If it were up to him, he said, Chad Durbin might take the first half of the first month to tune up.

Of the regular season, that is.

“If I could, it would just be smarter to throw bullpens every day for the first week or two of April,” he said last Wednesday, and not just because of his results so far.

For Durbin, a consummate slow starter, the early going forces him into things he says he’s not ready for. This is especially true for years like this one. Durbin’s inherited at least 2 runners in 3 of his 4 outings.

“You’re trying to hit the accelerator like you always have after the reps are there, and it’s not quite there yet,” he said. “And I think that’s what hurt.”

But it’s not Week 1 or 2 anymore. Durbin’s had the reps, especially in high-leverage situations.

Now, with his Phillies in the thick of a big early-season series with Cincinnati, and with the back end of the rotation due up, they may need him tonight or tomorrow.

If so, they’ll need him to be the $1.1 million sixth-inning option he’s paid to be, not what he's been. Or, they may need to begin exploring other avenues.

Durbin so far has been poor. He’s allowed 3 earned runs in 3 1/3 innings over 4 appearances.

And those are just runs he’s been charged with. Durbin’s let all 7 runners he’s inherited so far score.

He’s not the only reliever struggling early on, and not the most expensive, either.

Cincinnati’s Jonathan Broxton has let every runner, his or someone else’s, touch home. On Sunday, he allowed 6 runs in 2/3 of an inning against the Pirates. He’s in the first of a 3-year, $21 million contract.

And Broxton’s 11.57 ERA is only sixth-worst among qualifying relievers.

Joba Chamberlain has a 9.86 ERA for the Yankees in 4 appearances. And Wilton Lopez, almost acquired via trade that fell apart over the results of his physical, has a 10.13 ERA in 6 games.

But the Phillies have $64.5 million this year committed to their top 3 starters, and $19 million postmarked for their set-up man and closer.

At $170.7 million, they’ve also got the third-priciest team payroll in the game.

They simply can’t afford shaky middle-inning infrastructure.

For Durbin, early stumbles are nothing new.

He’s 4-7 with a 6.33 ERA in his career in March and April, and yet has a lifetime ERA just under 5.00 overall. Even last year, he surrendered 8 earned runs in as many innings out of the chute.

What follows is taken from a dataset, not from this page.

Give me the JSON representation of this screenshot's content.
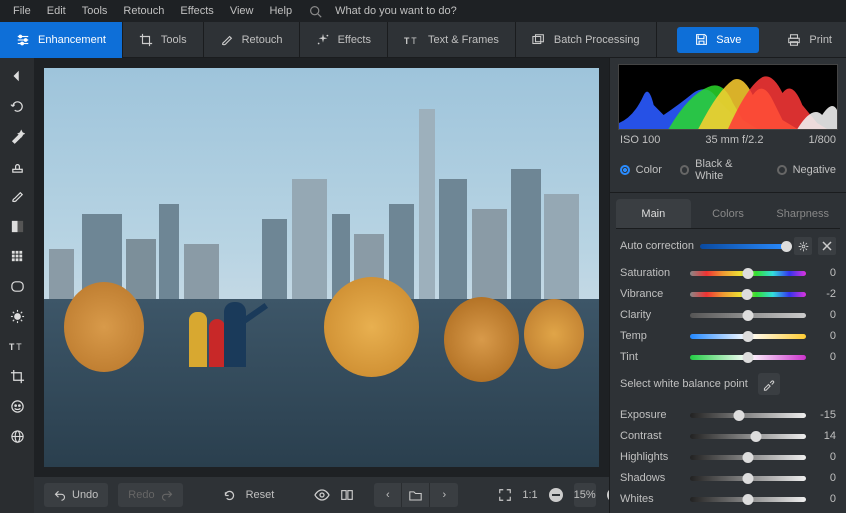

But as he often has, Durbin turned it around last year. His next month, he had a 2.38 ERA in 11 innings, and didn’t have a monthly ERA over 3.00 for the rest of the year.

That, and his membership on the 2008 Phillies team, is why the Phillies brought him in this offseason.

How does he get it together? Durbin says the answer depends on the season.

“It’s not about me having some process that works or doesn’t work,” he said. “It’s just a matter of getting into the season. Some seasons start out a certain way and you run into a wall in August, or whatever.”

Last year, he said that was about shoring up early execution errors. He said he realized he was hanging too many 0-2 and 1-2 pitches over the middle of the plate, serving home runs on a silver platter.

“That was a result of just a lack of execution on my part,” he said. “But my stuff was good.”

This year, Durbin said he can’t say the same – on either. He said he’s not exactly sure what the issue is.

“This spring, I felt like I was just missing,” he said. “I was pulling balls off the plate. And when I did throw it over, it was right down the middle.”

That, he said, carried over into the regular season, and each of those first 4 appearances. Correcting it, he said, is all about repetition – and film study and other diagnostics after games.

But how long do the Phillies have to wait for him to get right?

Their arms in the system could be ready. Jake Diekman and Justin DeFratus particularly impressed this camp, but were told they needed to continue polishing their game in Triple-A. Mike Stutes, who dazzled in 2011, has experience as a long man, and he said in spring training a preference for it.

But unlike Jeremy Horst or Phillippe Aumont, Durbin can’t be optioned. Only cut.

Too early to start swinging trades, it will come down then to whether the Phillies are willing to take a chance on youth.

Unless, of course, Durbin proves they don’t have to, a chance he may get within hours.

Durbin said he didn’t expect before any time out the shellacking he’s got so far, and that until he’s lit up consistently, he’ll continue to expect results every time he goes out.

“I’ve had games where I went two innings, struck out 4 or 5, and felt like I didn’t make a pitch, I just lucked out that day,” he said with a laugh. “And I’ve had other times where I felt really good – my last outing, I feel like I executed almost every pitch I wanted to, and I still let up 2 of Doc’s runs. Almost got out of it.”

But if he didn’t know that was in store then, how does he know how close he is to his goal?

“The hitters that will let you know,” he said with a smile.

We’ll see what they have to say about him soon.